The data —
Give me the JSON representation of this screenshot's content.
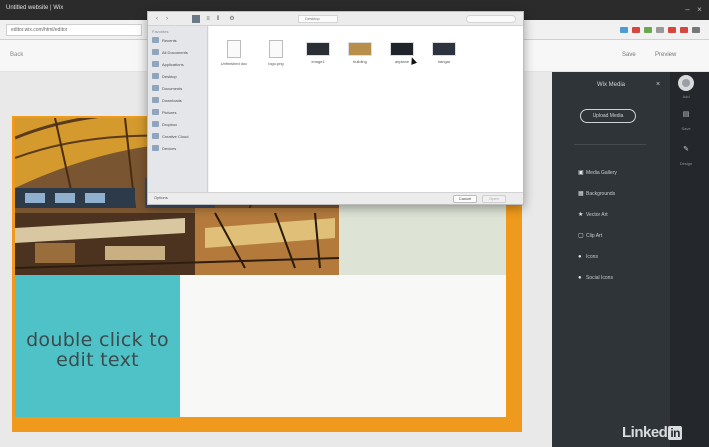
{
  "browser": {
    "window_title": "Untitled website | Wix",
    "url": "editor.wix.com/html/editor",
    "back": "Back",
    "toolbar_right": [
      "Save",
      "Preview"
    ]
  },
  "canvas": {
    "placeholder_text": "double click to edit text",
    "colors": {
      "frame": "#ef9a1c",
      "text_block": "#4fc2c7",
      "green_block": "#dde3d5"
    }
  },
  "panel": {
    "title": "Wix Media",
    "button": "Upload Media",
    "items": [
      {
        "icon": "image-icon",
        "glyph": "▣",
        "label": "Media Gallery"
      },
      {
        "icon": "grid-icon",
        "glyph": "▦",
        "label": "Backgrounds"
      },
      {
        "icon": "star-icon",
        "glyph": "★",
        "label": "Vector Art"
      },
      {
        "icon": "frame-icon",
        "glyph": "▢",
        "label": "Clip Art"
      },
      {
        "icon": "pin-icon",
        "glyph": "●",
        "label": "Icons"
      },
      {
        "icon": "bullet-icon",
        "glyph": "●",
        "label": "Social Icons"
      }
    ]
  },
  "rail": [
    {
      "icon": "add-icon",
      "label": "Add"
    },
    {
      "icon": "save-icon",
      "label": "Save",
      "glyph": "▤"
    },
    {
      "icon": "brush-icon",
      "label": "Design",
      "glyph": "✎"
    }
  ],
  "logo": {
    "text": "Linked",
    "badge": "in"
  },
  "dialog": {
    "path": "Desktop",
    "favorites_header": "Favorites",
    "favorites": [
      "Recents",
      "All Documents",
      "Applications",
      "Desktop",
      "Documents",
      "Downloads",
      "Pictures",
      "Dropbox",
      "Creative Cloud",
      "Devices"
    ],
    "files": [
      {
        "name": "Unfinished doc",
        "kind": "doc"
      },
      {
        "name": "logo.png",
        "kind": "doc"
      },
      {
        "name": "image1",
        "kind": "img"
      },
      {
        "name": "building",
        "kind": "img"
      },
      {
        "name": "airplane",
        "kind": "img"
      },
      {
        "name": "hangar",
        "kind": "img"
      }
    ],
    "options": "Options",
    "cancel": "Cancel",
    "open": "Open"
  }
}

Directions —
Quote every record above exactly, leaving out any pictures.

Exercise output —
Give me the JSON representation of this screenshot's content.
{
  "browser": {
    "window_title": "Untitled website | Wix",
    "url": "editor.wix.com/html/editor",
    "back": "Back",
    "toolbar_right": [
      "Save",
      "Preview"
    ]
  },
  "canvas": {
    "placeholder_text": "double click to edit text",
    "colors": {
      "frame": "#ef9a1c",
      "text_block": "#4fc2c7",
      "green_block": "#dde3d5"
    }
  },
  "panel": {
    "title": "Wix Media",
    "button": "Upload Media",
    "items": [
      {
        "icon": "image-icon",
        "glyph": "▣",
        "label": "Media Gallery"
      },
      {
        "icon": "grid-icon",
        "glyph": "▦",
        "label": "Backgrounds"
      },
      {
        "icon": "star-icon",
        "glyph": "★",
        "label": "Vector Art"
      },
      {
        "icon": "frame-icon",
        "glyph": "▢",
        "label": "Clip Art"
      },
      {
        "icon": "pin-icon",
        "glyph": "●",
        "label": "Icons"
      },
      {
        "icon": "bullet-icon",
        "glyph": "●",
        "label": "Social Icons"
      }
    ]
  },
  "rail": [
    {
      "icon": "add-icon",
      "label": "Add"
    },
    {
      "icon": "save-icon",
      "label": "Save",
      "glyph": "▤"
    },
    {
      "icon": "brush-icon",
      "label": "Design",
      "glyph": "✎"
    }
  ],
  "logo": {
    "text": "Linked",
    "badge": "in"
  },
  "dialog": {
    "path": "Desktop",
    "favorites_header": "Favorites",
    "favorites": [
      "Recents",
      "All Documents",
      "Applications",
      "Desktop",
      "Documents",
      "Downloads",
      "Pictures",
      "Dropbox",
      "Creative Cloud",
      "Devices"
    ],
    "files": [
      {
        "name": "Unfinished doc",
        "kind": "doc"
      },
      {
        "name": "logo.png",
        "kind": "doc"
      },
      {
        "name": "image1",
        "kind": "img"
      },
      {
        "name": "building",
        "kind": "img"
      },
      {
        "name": "airplane",
        "kind": "img"
      },
      {
        "name": "hangar",
        "kind": "img"
      }
    ],
    "options": "Options",
    "cancel": "Cancel",
    "open": "Open"
  }
}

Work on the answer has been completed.